“We make a living by what we get. We make a life by what we give.” ― Winston S. Churchill
The old woman looked into my eyes.
She was skinny, a bit desperate, and obviously hungry as she asked me for food. I had a bag with some nuts, crackers, and bananas. Since I was going on a bus for many hours, traveling from the Himalayas to New Delhi, I didn’t know next time I’d be able to eat. So, I didn’t give her anything.
To be honest, I was also a bit scared. If I gave to her, how much more people would come? People had told me to be careful. Especially, since I was traveling alone as a woman in India.

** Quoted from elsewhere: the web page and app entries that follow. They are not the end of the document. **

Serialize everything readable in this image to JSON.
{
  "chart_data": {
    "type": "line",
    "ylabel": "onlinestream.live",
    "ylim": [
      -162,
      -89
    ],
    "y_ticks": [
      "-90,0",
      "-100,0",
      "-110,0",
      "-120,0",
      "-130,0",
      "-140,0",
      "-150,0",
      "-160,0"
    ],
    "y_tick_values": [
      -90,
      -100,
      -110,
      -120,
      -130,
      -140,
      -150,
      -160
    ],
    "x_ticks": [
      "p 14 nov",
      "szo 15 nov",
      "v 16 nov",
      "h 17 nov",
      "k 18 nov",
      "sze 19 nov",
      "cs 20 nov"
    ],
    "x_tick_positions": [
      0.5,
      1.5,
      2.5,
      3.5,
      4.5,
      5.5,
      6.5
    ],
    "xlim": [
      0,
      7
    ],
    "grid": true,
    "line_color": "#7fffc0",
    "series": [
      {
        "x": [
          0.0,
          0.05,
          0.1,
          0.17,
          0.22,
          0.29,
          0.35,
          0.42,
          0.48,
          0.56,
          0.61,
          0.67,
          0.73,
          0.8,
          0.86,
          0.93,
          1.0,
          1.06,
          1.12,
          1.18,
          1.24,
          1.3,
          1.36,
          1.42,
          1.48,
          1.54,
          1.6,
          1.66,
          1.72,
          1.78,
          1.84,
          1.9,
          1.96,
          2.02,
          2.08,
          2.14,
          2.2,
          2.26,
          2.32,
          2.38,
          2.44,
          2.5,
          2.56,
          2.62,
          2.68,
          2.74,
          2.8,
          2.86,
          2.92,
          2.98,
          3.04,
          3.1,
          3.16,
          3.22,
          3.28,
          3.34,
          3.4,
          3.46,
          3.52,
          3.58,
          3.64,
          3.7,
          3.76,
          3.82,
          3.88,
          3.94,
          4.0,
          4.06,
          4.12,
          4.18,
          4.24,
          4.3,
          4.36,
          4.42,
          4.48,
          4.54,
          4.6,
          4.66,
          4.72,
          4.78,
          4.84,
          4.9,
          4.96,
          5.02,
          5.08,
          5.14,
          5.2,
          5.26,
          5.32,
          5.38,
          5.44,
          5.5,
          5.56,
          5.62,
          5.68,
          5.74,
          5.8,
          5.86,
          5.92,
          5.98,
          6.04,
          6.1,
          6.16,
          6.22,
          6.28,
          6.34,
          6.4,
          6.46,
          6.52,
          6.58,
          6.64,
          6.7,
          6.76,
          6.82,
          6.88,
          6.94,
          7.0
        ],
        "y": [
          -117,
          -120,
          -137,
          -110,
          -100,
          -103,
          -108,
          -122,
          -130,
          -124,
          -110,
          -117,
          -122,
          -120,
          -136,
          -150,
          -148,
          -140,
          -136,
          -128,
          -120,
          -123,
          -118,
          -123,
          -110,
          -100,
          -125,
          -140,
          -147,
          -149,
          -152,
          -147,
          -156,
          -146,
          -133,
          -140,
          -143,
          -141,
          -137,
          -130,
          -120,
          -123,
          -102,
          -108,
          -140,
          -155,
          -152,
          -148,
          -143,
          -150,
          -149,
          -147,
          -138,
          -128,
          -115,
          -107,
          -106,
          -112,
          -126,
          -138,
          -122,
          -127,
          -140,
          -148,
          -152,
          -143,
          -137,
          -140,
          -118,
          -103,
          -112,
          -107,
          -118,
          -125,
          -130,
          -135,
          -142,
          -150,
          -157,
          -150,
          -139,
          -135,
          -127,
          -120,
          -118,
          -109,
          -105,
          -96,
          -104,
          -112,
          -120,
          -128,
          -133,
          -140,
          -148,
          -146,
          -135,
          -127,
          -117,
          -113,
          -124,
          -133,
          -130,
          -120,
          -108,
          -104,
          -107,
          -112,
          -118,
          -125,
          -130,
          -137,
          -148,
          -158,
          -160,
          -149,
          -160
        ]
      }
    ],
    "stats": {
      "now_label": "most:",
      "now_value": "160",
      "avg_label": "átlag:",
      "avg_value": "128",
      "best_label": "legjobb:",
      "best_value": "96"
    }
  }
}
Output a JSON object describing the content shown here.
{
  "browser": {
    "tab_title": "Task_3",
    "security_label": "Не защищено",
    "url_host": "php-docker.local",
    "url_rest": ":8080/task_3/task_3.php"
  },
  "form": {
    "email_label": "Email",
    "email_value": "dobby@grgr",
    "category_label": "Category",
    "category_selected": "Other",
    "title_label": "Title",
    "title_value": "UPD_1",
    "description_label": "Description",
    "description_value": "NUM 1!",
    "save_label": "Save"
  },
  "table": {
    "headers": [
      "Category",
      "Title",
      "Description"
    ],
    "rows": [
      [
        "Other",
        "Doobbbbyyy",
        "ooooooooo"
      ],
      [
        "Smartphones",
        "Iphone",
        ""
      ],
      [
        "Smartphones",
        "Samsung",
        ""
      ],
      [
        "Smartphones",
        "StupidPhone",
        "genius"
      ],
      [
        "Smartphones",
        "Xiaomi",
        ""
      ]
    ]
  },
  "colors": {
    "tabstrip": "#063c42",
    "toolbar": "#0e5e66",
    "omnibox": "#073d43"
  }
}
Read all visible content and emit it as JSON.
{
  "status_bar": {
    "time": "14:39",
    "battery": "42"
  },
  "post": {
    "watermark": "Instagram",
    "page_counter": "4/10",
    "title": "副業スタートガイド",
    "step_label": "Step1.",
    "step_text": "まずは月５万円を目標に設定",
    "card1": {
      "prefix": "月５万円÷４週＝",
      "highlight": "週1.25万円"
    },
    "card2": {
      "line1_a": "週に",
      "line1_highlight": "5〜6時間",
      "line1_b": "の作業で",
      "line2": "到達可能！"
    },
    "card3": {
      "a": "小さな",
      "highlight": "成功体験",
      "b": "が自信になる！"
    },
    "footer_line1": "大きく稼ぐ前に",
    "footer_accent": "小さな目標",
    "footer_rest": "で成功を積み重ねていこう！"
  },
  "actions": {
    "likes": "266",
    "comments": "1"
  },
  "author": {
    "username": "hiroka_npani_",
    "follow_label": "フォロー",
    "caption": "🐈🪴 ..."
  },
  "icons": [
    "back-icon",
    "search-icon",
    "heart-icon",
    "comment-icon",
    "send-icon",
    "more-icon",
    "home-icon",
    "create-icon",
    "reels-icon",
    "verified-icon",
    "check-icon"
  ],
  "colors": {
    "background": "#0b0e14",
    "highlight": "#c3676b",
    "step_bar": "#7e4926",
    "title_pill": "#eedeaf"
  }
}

Then a little boy approached me. He was around 7-years old and also asked me for food. This time I couldn’t resist. How could I keep my food (although it wasn’t much) for myself, when a young boy was hungry? So I gave him a banana.
Then something unexpected happened. He gave the old woman half of the banana! Without a shadow of a doubt, he split his banana in two and gave her one half. He was broke, hungry and only a child – yet he knew one of the most important things in life: to share.
At that point, I felt ashamed. To ease my guilt, I gave both of them one more banana.
Mind you, I don’t think we should give when we’re not in a position to give (that only feeds resentment). But when we are, as I actually was, we ought to share. Doesn’t matter if it’s time, money or attention – sharing is at the core of what connects us humans.
Often, the people who are most privileged in this world are most afraid of sharing. We’re afraid of sharing because we believe that it will take away from ourselves. But if we don’t share, privileged as most of us actually are, then who will?
There I was, a Westerner in India who has everything she needs – and not being willing to share a banana. Then he shows up, a boy who clearly doesn’t have everything he needs – yet is willing to share what he receives.
Objectively, I had more than him. But at this moment, he was living in more abundance than I was. I was the one projecting scarcity. Like Wayne Dyer said, “Abundance isn’t something we acquire, it’s something we tune into.”
Someone once told me that you can’t expect to receive if you’re holding too tight to something. Like money, if you’re holding it too tight, your hand is closed, not just to giving, but also to receiving.
By giving what you desire (provided you feel good when doing it) you demonstrate to yourself that you live in abundance. You step away from fear and scarcity and instead open up to a flow of giving and getting.
So, share. Share your time, energy and love with others. Share for the pleasure of sharing. Share knowing that whatever you put out will come back to you.
Simply, be willing to share your banana. (Yes, still talking about the fruit 😉 )
Photo cred: Sofie Stenmark, Model: My Charlotte Lestander